§ **Data records for software interfaces**

++++++++++

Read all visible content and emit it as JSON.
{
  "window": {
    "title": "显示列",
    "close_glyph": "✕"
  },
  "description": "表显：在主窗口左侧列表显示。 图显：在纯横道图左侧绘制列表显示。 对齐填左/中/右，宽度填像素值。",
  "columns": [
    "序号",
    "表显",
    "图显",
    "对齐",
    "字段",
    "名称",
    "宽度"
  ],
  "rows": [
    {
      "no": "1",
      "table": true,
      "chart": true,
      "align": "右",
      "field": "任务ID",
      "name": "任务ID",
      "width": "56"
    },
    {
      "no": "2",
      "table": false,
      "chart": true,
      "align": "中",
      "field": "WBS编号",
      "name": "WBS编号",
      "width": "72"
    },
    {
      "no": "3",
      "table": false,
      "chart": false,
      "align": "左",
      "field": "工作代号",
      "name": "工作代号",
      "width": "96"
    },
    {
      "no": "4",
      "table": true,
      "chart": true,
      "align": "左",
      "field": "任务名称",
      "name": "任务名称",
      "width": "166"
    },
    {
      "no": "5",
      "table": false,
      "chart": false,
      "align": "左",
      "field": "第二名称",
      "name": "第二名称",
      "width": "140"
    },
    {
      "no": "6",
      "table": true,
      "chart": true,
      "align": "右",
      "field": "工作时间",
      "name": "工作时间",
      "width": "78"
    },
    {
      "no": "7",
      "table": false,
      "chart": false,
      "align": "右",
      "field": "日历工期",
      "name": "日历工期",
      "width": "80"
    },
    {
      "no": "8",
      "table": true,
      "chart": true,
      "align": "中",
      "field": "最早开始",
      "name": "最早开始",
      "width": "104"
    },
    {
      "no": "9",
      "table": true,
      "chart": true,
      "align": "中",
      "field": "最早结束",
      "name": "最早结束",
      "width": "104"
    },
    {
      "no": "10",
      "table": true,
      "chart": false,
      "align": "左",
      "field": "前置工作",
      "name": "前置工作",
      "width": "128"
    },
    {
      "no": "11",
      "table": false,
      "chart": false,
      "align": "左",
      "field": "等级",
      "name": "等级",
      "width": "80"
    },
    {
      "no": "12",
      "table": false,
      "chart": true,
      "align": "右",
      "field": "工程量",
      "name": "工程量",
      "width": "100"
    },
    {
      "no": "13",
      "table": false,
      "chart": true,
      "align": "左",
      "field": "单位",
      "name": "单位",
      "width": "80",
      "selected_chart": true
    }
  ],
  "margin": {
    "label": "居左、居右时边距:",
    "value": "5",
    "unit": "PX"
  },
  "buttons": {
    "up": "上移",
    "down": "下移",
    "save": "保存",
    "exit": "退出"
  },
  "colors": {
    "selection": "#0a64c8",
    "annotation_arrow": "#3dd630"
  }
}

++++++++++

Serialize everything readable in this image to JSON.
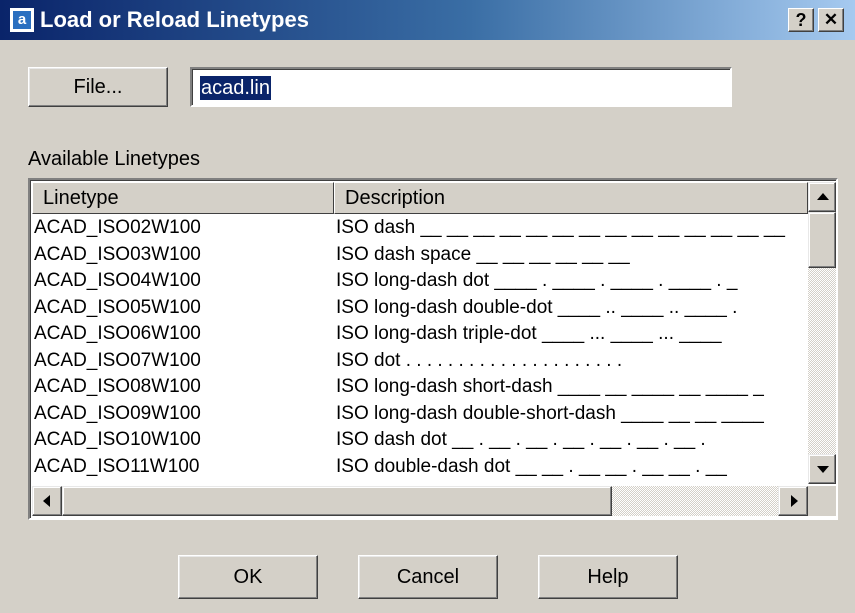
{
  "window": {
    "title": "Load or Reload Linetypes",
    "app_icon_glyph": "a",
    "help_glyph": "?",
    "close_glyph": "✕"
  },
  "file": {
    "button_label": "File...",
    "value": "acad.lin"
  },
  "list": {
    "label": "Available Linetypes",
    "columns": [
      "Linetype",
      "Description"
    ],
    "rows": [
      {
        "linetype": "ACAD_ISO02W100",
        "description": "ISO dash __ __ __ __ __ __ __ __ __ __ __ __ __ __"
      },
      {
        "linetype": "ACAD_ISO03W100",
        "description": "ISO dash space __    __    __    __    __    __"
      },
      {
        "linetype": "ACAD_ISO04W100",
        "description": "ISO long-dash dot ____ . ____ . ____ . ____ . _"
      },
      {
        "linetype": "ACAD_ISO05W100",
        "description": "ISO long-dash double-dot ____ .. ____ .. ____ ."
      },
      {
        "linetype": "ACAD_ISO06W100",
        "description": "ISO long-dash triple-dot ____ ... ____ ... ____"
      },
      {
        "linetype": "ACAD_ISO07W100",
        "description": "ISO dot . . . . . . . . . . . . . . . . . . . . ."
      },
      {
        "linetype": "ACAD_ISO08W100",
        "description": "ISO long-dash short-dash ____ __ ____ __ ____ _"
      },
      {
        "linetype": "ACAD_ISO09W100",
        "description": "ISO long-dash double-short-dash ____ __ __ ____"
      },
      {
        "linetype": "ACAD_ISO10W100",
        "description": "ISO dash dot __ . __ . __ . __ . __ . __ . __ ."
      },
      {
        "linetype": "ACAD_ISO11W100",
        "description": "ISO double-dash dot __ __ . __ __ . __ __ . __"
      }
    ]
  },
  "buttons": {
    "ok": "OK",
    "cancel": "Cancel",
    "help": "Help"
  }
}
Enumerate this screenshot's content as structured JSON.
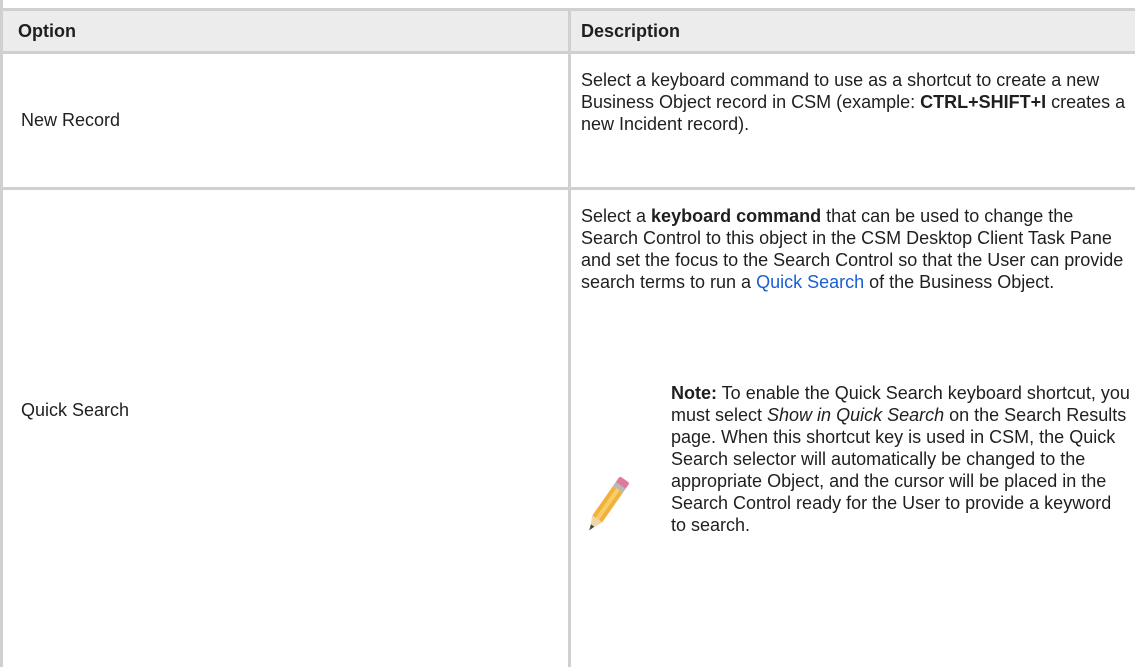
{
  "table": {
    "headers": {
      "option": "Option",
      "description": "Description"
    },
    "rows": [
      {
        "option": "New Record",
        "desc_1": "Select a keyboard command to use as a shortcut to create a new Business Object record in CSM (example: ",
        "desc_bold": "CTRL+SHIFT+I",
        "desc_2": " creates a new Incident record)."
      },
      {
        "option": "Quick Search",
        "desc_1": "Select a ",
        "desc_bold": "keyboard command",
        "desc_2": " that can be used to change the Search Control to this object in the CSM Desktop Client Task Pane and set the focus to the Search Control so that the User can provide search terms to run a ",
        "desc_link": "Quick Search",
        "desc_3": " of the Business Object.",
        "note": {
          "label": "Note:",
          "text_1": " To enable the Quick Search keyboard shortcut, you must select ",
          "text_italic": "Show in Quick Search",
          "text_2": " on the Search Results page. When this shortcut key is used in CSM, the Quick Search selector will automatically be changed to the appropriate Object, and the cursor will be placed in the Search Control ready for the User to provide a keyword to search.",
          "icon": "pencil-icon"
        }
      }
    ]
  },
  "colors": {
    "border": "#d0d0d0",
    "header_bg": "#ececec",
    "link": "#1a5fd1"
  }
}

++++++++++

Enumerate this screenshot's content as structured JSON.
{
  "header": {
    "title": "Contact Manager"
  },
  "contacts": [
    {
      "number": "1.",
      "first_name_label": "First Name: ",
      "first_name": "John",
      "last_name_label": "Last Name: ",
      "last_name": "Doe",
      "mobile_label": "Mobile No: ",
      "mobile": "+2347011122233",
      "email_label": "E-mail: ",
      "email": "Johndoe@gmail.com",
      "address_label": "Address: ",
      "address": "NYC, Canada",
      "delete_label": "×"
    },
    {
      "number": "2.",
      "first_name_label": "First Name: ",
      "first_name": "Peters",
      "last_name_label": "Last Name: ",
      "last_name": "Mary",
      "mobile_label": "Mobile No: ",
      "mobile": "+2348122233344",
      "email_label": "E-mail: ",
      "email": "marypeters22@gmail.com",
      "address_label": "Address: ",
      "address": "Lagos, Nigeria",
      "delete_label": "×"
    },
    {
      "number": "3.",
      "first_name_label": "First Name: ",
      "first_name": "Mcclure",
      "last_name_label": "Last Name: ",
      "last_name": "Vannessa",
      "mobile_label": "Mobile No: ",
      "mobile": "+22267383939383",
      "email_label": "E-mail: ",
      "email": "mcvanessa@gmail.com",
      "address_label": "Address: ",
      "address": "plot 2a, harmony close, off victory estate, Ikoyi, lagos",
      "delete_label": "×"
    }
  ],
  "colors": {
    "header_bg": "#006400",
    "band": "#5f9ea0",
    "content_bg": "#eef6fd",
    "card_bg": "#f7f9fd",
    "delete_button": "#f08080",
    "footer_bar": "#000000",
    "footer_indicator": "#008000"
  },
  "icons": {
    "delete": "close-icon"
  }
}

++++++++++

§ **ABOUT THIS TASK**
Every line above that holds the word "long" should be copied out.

§ **TASK RESULT**
        "description": "ISO long-dash dot ____ . ____ . ____ . ____ . _"
        "description": "ISO long-dash double-dot ____ .. ____ .. ____ ."
        "description": "ISO long-dash triple-dot ____ ... ____ ... ____"
        "description": "ISO long-dash short-dash ____ __ ____ __ ____ _"
        "description": "ISO long-dash double-short-dash ____ __ __ ____"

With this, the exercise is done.